For Hispanics living in the United States, Hispanic identity is multidimensional and multifaceted. Measuring racial identity among Hispanics has proved challenging for the Census Bureau. Currently, the Hispanic category is described on census survey forms as an ethnic origin and not a race. It is asked about separately from the race question, a practice also followed by many other surveys.
'Blaxicans' photos explore Angelenos straddling two worlds
'Blaxicans' photos explore multicultural nexus - CNN
Afro-Mexicans Spanish : afromexicanos , also known as Black Mexicans Spanish : mexicanos negros ,  are Mexicans who have predominant heritage from Sub-Saharan Africa   and identify as such. As a single population, Afro-Mexicans include individuals descended from enslaved Africans brought to Mexico during the colonial era in the transatlantic African slave trade ,  relatively new migrants including Afro-descended people from neighboring English , French , and Spanish-speaking countries of the Caribbean and Central America , descendants of enslaved Africans who escaped to Mexico from the Deep South during Slavery in the United States , and to a lesser extent recent migrants directly from Africa. Afro-Mexicans are individuals who have African blood because their ancestors were brought to Mexico during the colonial era. Today, there are communities in Mexico that obtain large percentages of African ancestry. As opposed to other Spanish-speaking countries in Latin America with visible Afro-Latino populations, the history of Africans in Mexico has been lesser known for a number of reasons. Included among these reasons were Negrophobia , intermarriage with Indigenous Mexican groups, racism in Mexico and other Latin-American countries , and Mexico's tradition of defining itself as a " Mestizo " country. The issue with this is not all Mexicans are Mestizo and there are large percentages of European and indigenous Mexicans due to the separation of racial mixing during Mexico's caste system known as Casta.
Negro? Prieto? Moreno? A Question of Identity for Black Mexicans
More than a million people in Mexico are descended from African slaves and identify as "black", "dark" or "Afro-Mexican" even if they don't look black. But beyond the southern state of Oaxaca they are little-known and the community's leaders are now warning of possible radical steps to achieve official recognition. He was visiting the capital, Mexico City, hundreds of miles from his home in southern Mexico, when the police stopped him on suspicion of being an illegal immigrant. Fortunately his rendition of the anthem and his knowledge of political leaders convinced the police to leave him alone, but other Afro-Mexicans have not been so fortunate.
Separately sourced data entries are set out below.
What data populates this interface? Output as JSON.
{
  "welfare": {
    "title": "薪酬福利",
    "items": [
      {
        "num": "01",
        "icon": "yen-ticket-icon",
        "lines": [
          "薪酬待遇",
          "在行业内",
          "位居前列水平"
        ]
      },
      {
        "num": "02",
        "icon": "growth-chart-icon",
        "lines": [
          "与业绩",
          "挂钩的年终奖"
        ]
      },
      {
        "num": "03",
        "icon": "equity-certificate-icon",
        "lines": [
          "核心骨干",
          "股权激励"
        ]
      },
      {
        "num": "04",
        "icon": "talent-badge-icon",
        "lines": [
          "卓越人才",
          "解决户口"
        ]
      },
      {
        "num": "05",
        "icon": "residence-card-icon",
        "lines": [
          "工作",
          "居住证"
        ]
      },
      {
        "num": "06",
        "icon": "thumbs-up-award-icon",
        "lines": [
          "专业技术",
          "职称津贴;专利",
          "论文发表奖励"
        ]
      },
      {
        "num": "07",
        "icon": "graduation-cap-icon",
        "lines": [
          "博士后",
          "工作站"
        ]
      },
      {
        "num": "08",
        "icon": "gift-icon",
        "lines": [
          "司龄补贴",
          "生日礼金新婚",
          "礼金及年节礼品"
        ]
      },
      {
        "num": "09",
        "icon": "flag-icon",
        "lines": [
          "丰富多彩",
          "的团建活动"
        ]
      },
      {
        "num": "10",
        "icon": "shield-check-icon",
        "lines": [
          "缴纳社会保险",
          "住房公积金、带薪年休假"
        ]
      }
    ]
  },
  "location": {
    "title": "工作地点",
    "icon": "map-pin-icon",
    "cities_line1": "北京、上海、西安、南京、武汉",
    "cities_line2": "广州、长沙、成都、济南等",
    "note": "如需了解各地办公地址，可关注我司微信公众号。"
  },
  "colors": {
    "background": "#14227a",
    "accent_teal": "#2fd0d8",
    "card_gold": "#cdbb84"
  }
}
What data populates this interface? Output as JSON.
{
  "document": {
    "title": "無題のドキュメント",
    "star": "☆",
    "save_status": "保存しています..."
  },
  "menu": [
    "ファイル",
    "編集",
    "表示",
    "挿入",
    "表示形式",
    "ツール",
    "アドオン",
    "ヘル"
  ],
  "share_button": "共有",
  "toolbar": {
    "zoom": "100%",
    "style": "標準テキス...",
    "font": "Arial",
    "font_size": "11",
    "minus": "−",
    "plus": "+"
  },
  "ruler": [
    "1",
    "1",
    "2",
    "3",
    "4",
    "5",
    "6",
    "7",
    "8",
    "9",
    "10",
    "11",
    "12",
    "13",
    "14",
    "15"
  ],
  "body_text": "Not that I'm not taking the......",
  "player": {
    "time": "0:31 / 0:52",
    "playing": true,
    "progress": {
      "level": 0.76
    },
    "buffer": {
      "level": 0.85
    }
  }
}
Clemente Jesus Lopez, who runs the government office in charge of Afro-Mexicans in Oaxaca state, recalls two separate cases, both involving women.
Los Angeles CNN As the biggest names in entertainment converged Sunday on the Oscars red carpet at the Dolby Theatre in Hollywood, about 10 miles to the east, artists, academics and community leaders gathered in Los Angeles' historically Chicano community for a different sort of cultural event. I think thats my biggest challenge is convincing people that I don't have to. That I can be what I want to be and that's a Blaxican.